What is the Lottery?

The lottery is a type of gambling in which people place bets on numbers or other symbols to win a prize. The prizes can be cash or goods. Some lotteries provide a fixed amount of money, while others distribute a percentage of total receipts. Prize amounts may also depend on the number of tickets sold. Generally, a large amount of money is offered as a jackpot prize and other smaller prizes are also available. Lotteries are widely popular as a way to raise money for state and local projects.

The odds of winning a lottery vary greatly, and some are even impossible to win. This is because the winning numbers are drawn at random. Buying more tickets can improve your chances of winning, but this can be expensive. However, if you can find a group to join you can purchase more tickets without spending too much money. Moreover, it is possible to use statistics from previous draws to predict the winning numbers.

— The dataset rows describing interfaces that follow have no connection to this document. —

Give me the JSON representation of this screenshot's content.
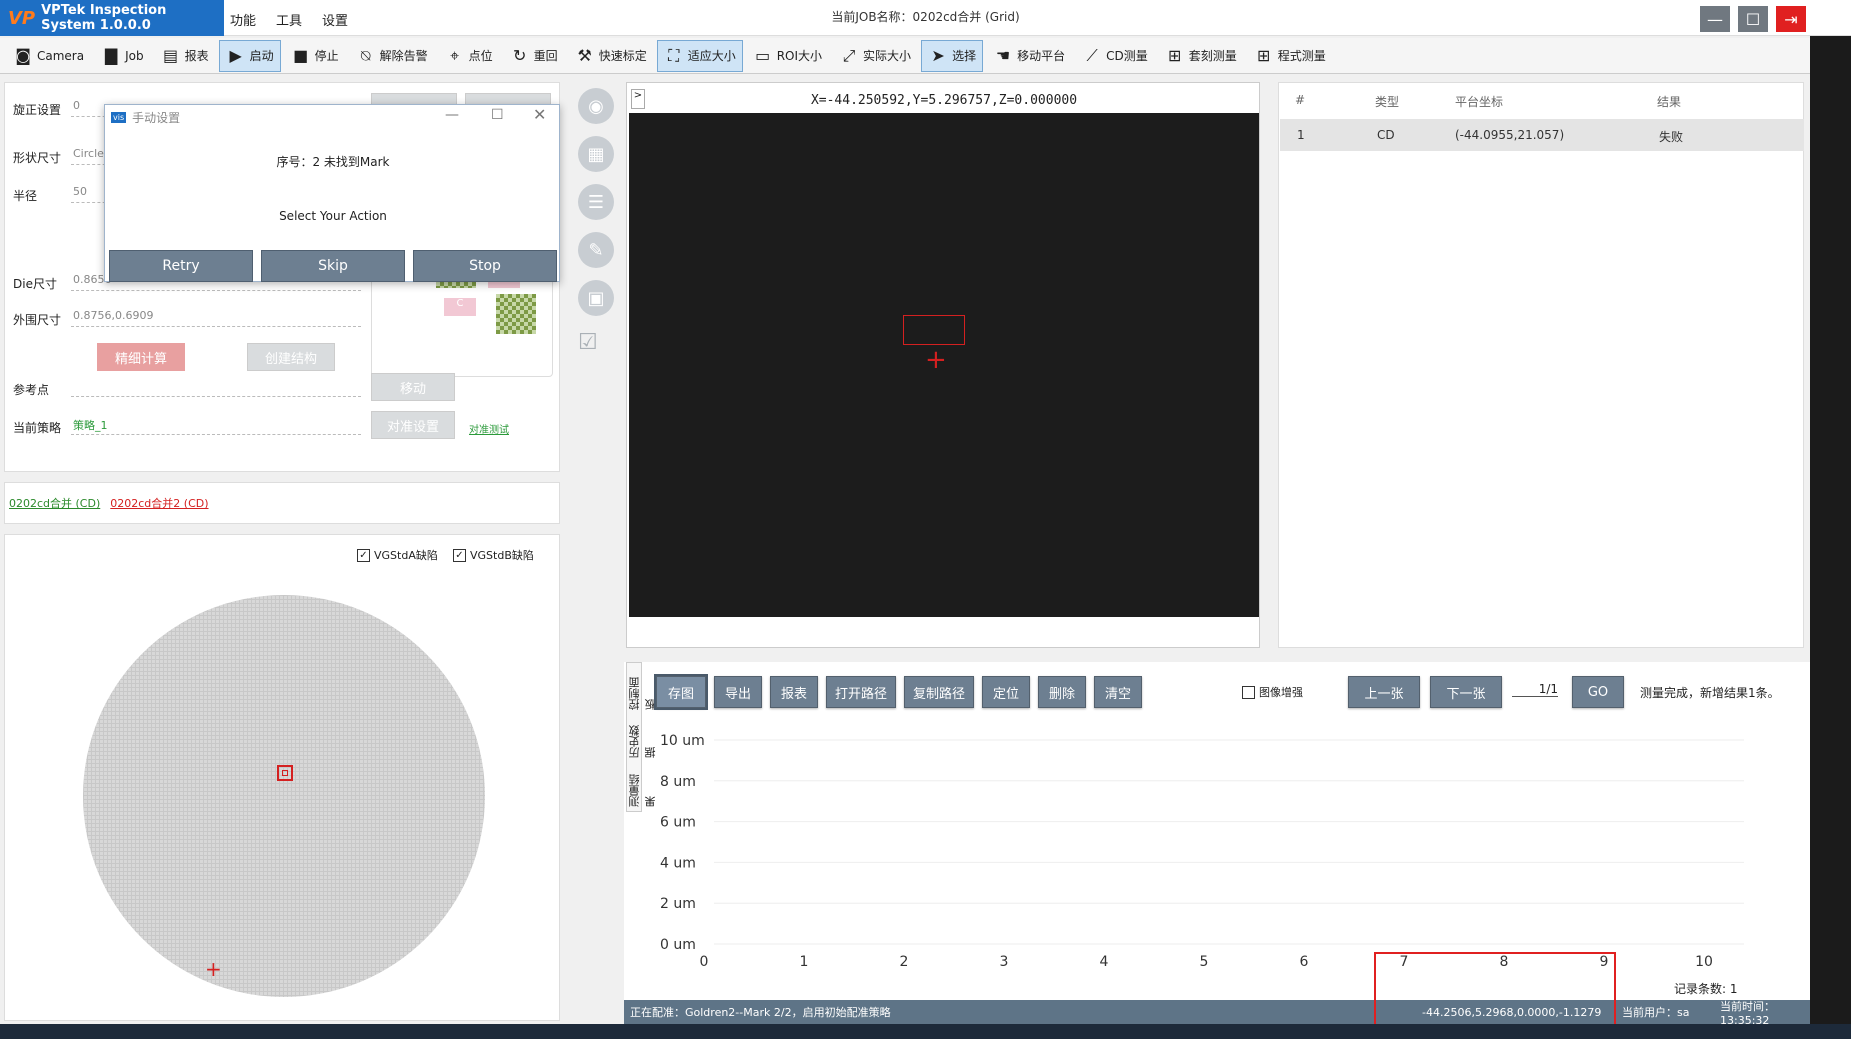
{
  "app": {
    "title": "VPTek Inspection System 1.0.0.0",
    "menus": [
      "功能",
      "工具",
      "设置"
    ],
    "job_title": "当前JOB名称：0202cd合并 (Grid)"
  },
  "toolbar": [
    {
      "label": "Camera",
      "icon": "camera-icon"
    },
    {
      "label": "Job",
      "icon": "briefcase-icon"
    },
    {
      "label": "报表",
      "icon": "report-icon"
    },
    {
      "label": "启动",
      "icon": "play-icon",
      "active": true
    },
    {
      "label": "停止",
      "icon": "stop-icon"
    },
    {
      "label": "解除告警",
      "icon": "bell-off-icon"
    },
    {
      "label": "点位",
      "icon": "pin-icon"
    },
    {
      "label": "重回",
      "icon": "refresh-icon"
    },
    {
      "label": "快速标定",
      "icon": "wrench-icon"
    },
    {
      "label": "适应大小",
      "icon": "fit-icon",
      "active": true
    },
    {
      "label": "ROI大小",
      "icon": "roi-icon"
    },
    {
      "label": "实际大小",
      "icon": "expand-icon"
    },
    {
      "label": "选择",
      "icon": "cursor-icon",
      "active": true
    },
    {
      "label": "移动平台",
      "icon": "hand-icon"
    },
    {
      "label": "CD测量",
      "icon": "ruler-icon"
    },
    {
      "label": "套刻测量",
      "icon": "plus-icon"
    },
    {
      "label": "程式测量",
      "icon": "plus-icon"
    }
  ],
  "left": {
    "rotate_label": "旋正设置",
    "rotate_value": "0",
    "shape_label": "形状尺寸",
    "shape_value": "Circle",
    "radius_label": "半径",
    "radius_value": "50",
    "die_label": "Die尺寸",
    "die_value": "0.8656",
    "outer_label": "外围尺寸",
    "outer_value": "0.8756,0.6909",
    "fine_calc": "精细计算",
    "create_struct": "创建结构",
    "ref_label": "参考点",
    "move": "移动",
    "strategy_label": "当前策略",
    "strategy_value": "策略_1",
    "align_settings": "对准设置",
    "align_test": "对准测试",
    "mini_c": "C"
  },
  "dialog": {
    "title": "手动设置",
    "message": "序号：2 未找到Mark",
    "prompt": "Select Your Action",
    "retry": "Retry",
    "skip": "Skip",
    "stop": "Stop"
  },
  "links": {
    "link1": "0202cd合并 (CD)",
    "link2": "0202cd合并2 (CD)"
  },
  "wafer": {
    "checkA": "VGStdA缺陷",
    "checkB": "VGStdB缺陷"
  },
  "image": {
    "coords": "X=-44.250592,Y=5.296757,Z=0.000000",
    "expand": ">"
  },
  "results": {
    "headers": [
      "#",
      "类型",
      "平台坐标",
      "结果"
    ],
    "rows": [
      [
        "1",
        "CD",
        "(-44.0955,21.057)",
        "失败"
      ]
    ]
  },
  "bottom": {
    "buttons": [
      "存图",
      "导出",
      "报表",
      "打开路径",
      "复制路径",
      "定位",
      "删除",
      "清空"
    ],
    "enhance": "图像增强",
    "prev": "上一张",
    "next": "下一张",
    "page": "1/1",
    "go": "GO",
    "message": "测量完成，新增结果1条。",
    "vtabs": [
      "测量结果",
      "历史数据",
      "控制面板"
    ],
    "record": "记录条数: 1"
  },
  "chart_data": {
    "type": "line",
    "x": [
      0,
      1,
      2,
      3,
      4,
      5,
      6,
      7,
      8,
      9,
      10
    ],
    "y_ticks": [
      "10 um",
      "8 um",
      "6 um",
      "4 um",
      "2 um",
      "0 um"
    ],
    "ylim": [
      0,
      10
    ],
    "series": []
  },
  "status": {
    "left": "正在配准：Goldren2--Mark 2/2，启用初始配准策略",
    "coords": "-44.2506,5.2968,0.0000,-1.1279",
    "user": "当前用户：sa",
    "time": "当前时间：13:35:32"
  },
  "colors": {
    "brand": "#1e6fc4",
    "button": "#6d7f91",
    "accent_red": "#e02020",
    "status": "#5e7487"
  }
}
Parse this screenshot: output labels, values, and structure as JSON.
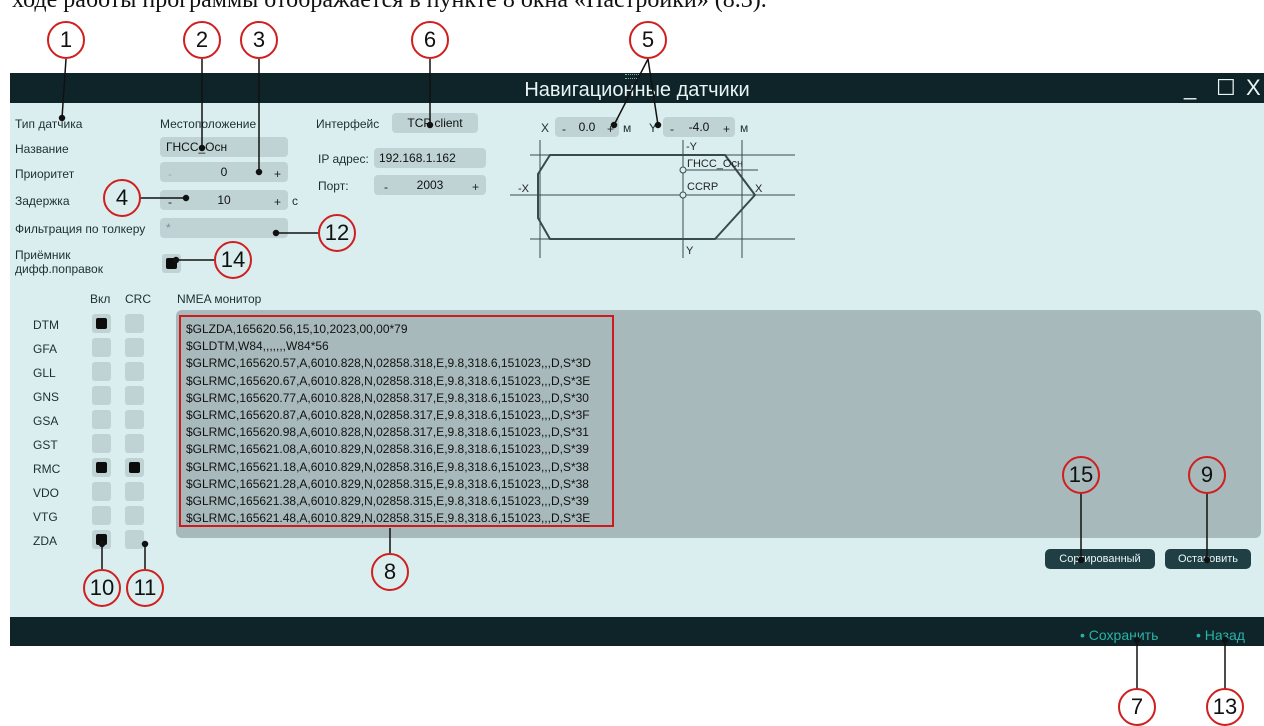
{
  "doc_text": "ходе работы программы отображается в пункте 8 окна «Настройки» (8.3).",
  "window": {
    "title": "Навигационные датчики",
    "minimize": "_",
    "maximize": "☐",
    "close": "X"
  },
  "form": {
    "sensor_type_label": "Тип датчика",
    "location_label": "Местоположение",
    "name_label": "Название",
    "name_value": "ГНСС_Осн",
    "priority_label": "Приоритет",
    "priority_minus": "-",
    "priority_value": "0",
    "priority_plus": "+",
    "delay_label": "Задержка",
    "delay_minus": "-",
    "delay_value": "10",
    "delay_plus": "+",
    "delay_unit": "с",
    "filter_label": "Фильтрация по толкеру",
    "filter_placeholder": "*",
    "receiver_label_1": "Приёмник",
    "receiver_label_2": "дифф.поправок",
    "receiver_checked": true,
    "interface_label": "Интерфейс",
    "interface_value": "TCP client",
    "ip_label": "IP адрес:",
    "ip_value": "192.168.1.162",
    "port_label": "Порт:",
    "port_minus": "-",
    "port_value": "2003",
    "port_plus": "+",
    "x_label": "X",
    "x_minus": "-",
    "x_value": "0.0",
    "x_plus": "+",
    "x_unit": "м",
    "y_label": "Y",
    "y_minus": "-",
    "y_value": "-4.0",
    "y_plus": "+",
    "y_unit": "м"
  },
  "diagram": {
    "neg_y": "-Y",
    "pos_y": "Y",
    "neg_x": "-X",
    "pos_x": "X",
    "sensor_label": "ГНСС_Осн",
    "ref_label": "CCRP"
  },
  "sentences": {
    "col_on": "Вкл",
    "col_crc": "CRC",
    "rows": [
      {
        "name": "DTM",
        "on": true,
        "crc": false
      },
      {
        "name": "GFA",
        "on": false,
        "crc": false
      },
      {
        "name": "GLL",
        "on": false,
        "crc": false
      },
      {
        "name": "GNS",
        "on": false,
        "crc": false
      },
      {
        "name": "GSA",
        "on": false,
        "crc": false
      },
      {
        "name": "GST",
        "on": false,
        "crc": false
      },
      {
        "name": "RMC",
        "on": true,
        "crc": true
      },
      {
        "name": "VDO",
        "on": false,
        "crc": false
      },
      {
        "name": "VTG",
        "on": false,
        "crc": false
      },
      {
        "name": "ZDA",
        "on": true,
        "crc": false
      }
    ]
  },
  "monitor": {
    "title": "NMEA монитор",
    "lines": [
      "$GLZDA,165620.56,15,10,2023,00,00*79",
      "$GLDTM,W84,,,,,,,W84*56",
      "$GLRMC,165620.57,A,6010.828,N,02858.318,E,9.8,318.6,151023,,,D,S*3D",
      "$GLRMC,165620.67,A,6010.828,N,02858.318,E,9.8,318.6,151023,,,D,S*3E",
      "$GLRMC,165620.77,A,6010.828,N,02858.317,E,9.8,318.6,151023,,,D,S*30",
      "$GLRMC,165620.87,A,6010.828,N,02858.317,E,9.8,318.6,151023,,,D,S*3F",
      "$GLRMC,165620.98,A,6010.828,N,02858.317,E,9.8,318.6,151023,,,D,S*31",
      "$GLRMC,165621.08,A,6010.829,N,02858.316,E,9.8,318.6,151023,,,D,S*39",
      "$GLRMC,165621.18,A,6010.829,N,02858.316,E,9.8,318.6,151023,,,D,S*38",
      "$GLRMC,165621.28,A,6010.829,N,02858.315,E,9.8,318.6,151023,,,D,S*38",
      "$GLRMC,165621.38,A,6010.829,N,02858.315,E,9.8,318.6,151023,,,D,S*39",
      "$GLRMC,165621.48,A,6010.829,N,02858.315,E,9.8,318.6,151023,,,D,S*3E"
    ],
    "sorted_button": "Сортированный",
    "stop_button": "Остановить"
  },
  "footer": {
    "save_link": "• Сохранить",
    "back_link": "• Назад"
  },
  "callouts": {
    "c1": "1",
    "c2": "2",
    "c3": "3",
    "c4": "4",
    "c5": "5",
    "c6": "6",
    "c7": "7",
    "c8": "8",
    "c9": "9",
    "c10": "10",
    "c11": "11",
    "c12": "12",
    "c13": "13",
    "c14": "14",
    "c15": "15"
  },
  "colors": {
    "window_bg": "#daeef0",
    "bar_bg": "#0f2428",
    "field_bg": "#bfd3d5",
    "monitor_bg": "#a8b9bb",
    "link": "#27b3a8",
    "callout": "#cf1f1f"
  }
}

Some states have banned the lottery entirely, while others allow it only in certain forms. Regardless of the legality of the game, it is still a form of gambling that involves risky speculation. Those who play the lottery can find themselves in financial trouble if they are not careful. In addition, many states require that winners pay taxes on their winnings. This can make it difficult to manage a budget and lead to debt.

It is also important to consider the morality of playing the lottery. While there are many benefits to this type of gambling, it can be harmful to society. It can cause addiction, and it is important to be aware of the risks. Many people who play the lottery are not aware of the risks and do not understand the implications of their actions. In addition, some people find the game to be entertaining and fun, making it a dangerous vice that can cause serious problems.

While most states do not prohibit the sale of lotteries, they must be carefully monitored for consumer protection and antitrust concerns. The laws governing state lotteries are not identical to federal law, and therefore it is important to be familiar with the different rules and regulations.

Lottery has been used for centuries to fund public works and other charitable projects. In the early post-World War II period, states were expanding their social safety nets and needed additional revenue. They saw lotteries as a way to generate revenue without the need for more onerous taxation on middle and working classes.

The word lottery comes from the Old English term “loting,” meaning “to draw lots.” It is believed that the first public lotteries were held in the Low Countries in the 15th century. These were primarily to raise funds for town fortifications and help the poor. The oldest known records are from Ghent, Bruges, and Utrecht in the Netherlands. By the 16th century, lottery games had spread to England and Scotland as well.